What about a kid who is acting out sexually? Where are they picking that up?Who has access to them. Whose house do they go to? Do you rent out a room or a basement? Do they go there? It's a tough balance between asking the right questions and asking leading questions. But a child should have a sense that along with the duties of respect to elders and to the community, that they have rights. They have a right to be spoken to in a dignified way and to be disciplined in a measured way, and that there are boundaries. They should know that they have self worth that is not compromised by their youth.
I just read about a so called" chassidic" father who got thirty years for incestuous child abuse. Although thankfully, the mother blew the whistle, it took way too long . We have a tradition of rabbinical courts to handle business disputes. They are not equipped to handle felony sex abuse.And the abusers know it. Victims and their families worry about problems with shidduchim if the truth is known. Meanwhile, abusers get a free pass and cut a swath of destruction. To make matters worse, when the victim starts acting out, hanging out with a rough crowd that accepts them with the rough edges and the drugs they take to deaden the pain, everyone starts talking about the kid. That drives them further away. First there is the abuse. Then comes the rejection by school and community. And if the parents want to sign the kid up in a school that has patience and resources, that is a large expense borne by the family alone. Sometimes the family can absorb the expense. It is a lot more frequent that they have to wipe out their savings and then go to family and friends.
What can we do as a community? First, there should be a Jewish school for everyone. Just because a kid isn't a top learner, doesn't mean he's damaged goods. Schools need to work together so kids can be placed in an environment where they can thrive. This also means that parents must be cheerfully honest about their children. Do we want Bnei and Bnos Torah or do we want obedience trophies?
There should be a safety net so that when a child needs to be sent to a different yeshiva, that it doesn't wipe the family out financially. Some sort of loose affiliation or organisation might be able to correct this imbalance.
When there are instances of molestation, the police should be called. That type of abuse is like throwing a hand grenade into a family's living room. Abusers are making a calculation that they will not have to pay. Too often they have been right. We need to change that as a community by putting such perpetrators through the legal system.
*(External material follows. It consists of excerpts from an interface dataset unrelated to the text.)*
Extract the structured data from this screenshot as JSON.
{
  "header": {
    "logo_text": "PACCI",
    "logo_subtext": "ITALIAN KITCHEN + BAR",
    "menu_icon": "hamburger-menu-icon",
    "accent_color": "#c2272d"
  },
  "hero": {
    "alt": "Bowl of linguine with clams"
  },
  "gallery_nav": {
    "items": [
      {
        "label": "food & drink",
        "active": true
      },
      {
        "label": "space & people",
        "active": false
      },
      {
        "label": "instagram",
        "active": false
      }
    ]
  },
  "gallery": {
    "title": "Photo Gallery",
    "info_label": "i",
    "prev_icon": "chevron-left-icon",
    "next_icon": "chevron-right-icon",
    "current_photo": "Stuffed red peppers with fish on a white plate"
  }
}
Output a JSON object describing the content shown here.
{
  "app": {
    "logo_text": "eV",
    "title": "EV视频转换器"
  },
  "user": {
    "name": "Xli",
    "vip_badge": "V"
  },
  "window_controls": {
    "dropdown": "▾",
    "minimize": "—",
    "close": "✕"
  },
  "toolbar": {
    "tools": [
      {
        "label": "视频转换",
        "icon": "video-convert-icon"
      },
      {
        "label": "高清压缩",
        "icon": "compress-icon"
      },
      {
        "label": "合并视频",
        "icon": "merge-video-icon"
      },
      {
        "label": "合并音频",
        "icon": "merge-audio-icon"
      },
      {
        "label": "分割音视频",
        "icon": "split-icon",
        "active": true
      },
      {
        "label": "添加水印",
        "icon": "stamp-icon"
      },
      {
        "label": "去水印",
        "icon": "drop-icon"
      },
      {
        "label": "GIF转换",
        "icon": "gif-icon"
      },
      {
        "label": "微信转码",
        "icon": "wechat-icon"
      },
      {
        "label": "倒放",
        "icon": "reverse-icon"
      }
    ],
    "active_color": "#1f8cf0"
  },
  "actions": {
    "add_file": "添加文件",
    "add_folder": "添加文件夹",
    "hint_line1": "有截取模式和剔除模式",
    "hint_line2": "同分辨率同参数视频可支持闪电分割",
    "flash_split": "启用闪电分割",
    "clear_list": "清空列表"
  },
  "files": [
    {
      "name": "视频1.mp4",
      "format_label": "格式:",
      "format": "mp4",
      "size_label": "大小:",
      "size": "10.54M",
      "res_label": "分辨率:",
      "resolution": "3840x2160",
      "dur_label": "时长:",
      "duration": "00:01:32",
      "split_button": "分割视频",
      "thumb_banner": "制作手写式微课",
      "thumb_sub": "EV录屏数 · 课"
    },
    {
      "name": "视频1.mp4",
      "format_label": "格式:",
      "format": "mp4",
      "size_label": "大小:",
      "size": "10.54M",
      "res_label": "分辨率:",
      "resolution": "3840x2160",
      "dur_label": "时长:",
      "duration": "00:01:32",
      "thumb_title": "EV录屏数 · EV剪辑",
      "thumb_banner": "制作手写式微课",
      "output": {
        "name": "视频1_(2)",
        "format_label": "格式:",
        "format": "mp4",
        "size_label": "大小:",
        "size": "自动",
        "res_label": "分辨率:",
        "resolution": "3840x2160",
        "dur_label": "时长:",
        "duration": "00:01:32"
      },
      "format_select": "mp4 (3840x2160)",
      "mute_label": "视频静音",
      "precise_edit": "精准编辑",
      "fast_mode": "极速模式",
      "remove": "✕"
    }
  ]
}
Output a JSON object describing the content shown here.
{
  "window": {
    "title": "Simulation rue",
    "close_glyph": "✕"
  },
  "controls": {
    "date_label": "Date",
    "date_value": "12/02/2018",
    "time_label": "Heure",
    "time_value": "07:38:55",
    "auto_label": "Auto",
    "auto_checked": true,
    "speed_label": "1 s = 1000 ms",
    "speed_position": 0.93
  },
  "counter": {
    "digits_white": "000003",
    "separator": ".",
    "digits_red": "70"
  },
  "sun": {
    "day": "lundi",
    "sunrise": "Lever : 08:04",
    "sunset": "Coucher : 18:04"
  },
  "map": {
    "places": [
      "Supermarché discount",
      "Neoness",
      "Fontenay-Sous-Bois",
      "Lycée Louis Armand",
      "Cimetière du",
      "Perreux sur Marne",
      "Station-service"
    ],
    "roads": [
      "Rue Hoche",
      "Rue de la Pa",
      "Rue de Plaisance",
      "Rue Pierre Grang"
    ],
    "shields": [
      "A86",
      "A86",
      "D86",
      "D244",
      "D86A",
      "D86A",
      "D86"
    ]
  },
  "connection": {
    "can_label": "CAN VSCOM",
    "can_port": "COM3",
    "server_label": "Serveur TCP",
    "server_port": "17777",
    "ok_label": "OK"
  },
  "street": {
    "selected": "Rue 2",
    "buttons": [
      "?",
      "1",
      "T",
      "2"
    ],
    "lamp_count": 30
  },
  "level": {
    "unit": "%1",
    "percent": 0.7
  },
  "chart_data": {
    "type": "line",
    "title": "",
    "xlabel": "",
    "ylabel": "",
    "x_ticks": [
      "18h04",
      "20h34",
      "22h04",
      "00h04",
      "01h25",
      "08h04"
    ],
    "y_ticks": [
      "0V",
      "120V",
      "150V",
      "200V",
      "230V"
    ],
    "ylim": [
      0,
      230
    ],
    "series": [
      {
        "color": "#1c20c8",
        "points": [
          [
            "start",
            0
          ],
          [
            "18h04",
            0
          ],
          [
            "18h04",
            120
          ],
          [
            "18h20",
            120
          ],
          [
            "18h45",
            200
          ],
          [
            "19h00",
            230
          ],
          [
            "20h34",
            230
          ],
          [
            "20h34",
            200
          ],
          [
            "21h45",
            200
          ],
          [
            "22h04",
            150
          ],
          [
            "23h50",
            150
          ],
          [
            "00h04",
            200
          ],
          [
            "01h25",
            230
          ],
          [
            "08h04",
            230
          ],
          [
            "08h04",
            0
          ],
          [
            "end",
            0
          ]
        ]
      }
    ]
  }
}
Our community is like a boat with a leak. We are bringing in and welcoming Baalei Teshuva, or returnees to Judaism. We are learning how to reach out to different sorts of people, from Russian immigrants to college students to young professionals. At the same time we are losing children. There are some people working on this. But it should be a top priority in our community. These are some of our finest children that are leaving the fold. It should trouble us. We should all take it personally. Moshe Rabeinu (Moses) passed a test in which he was judged by G-d to be worthy of leading the Jewish people. He was a shepherd. And when one sheep wandered into the brush, he went out and got it. He displayed a mentality that even as a leader of many, he was concerned about the smallest individual. This is what G-d needed in a leader. Such a person could be worthy of leading the Jewish people. We are awaiting Moshiach, (the Messiah) with greater urgency in our troubled times. We must internalise this value system that each individual matters, that the loss of one person is a tragedy. If people get the leadership that they deserve, we should strive to be deserving of a leader like Moshe Rabeinu and reach out to those who stray.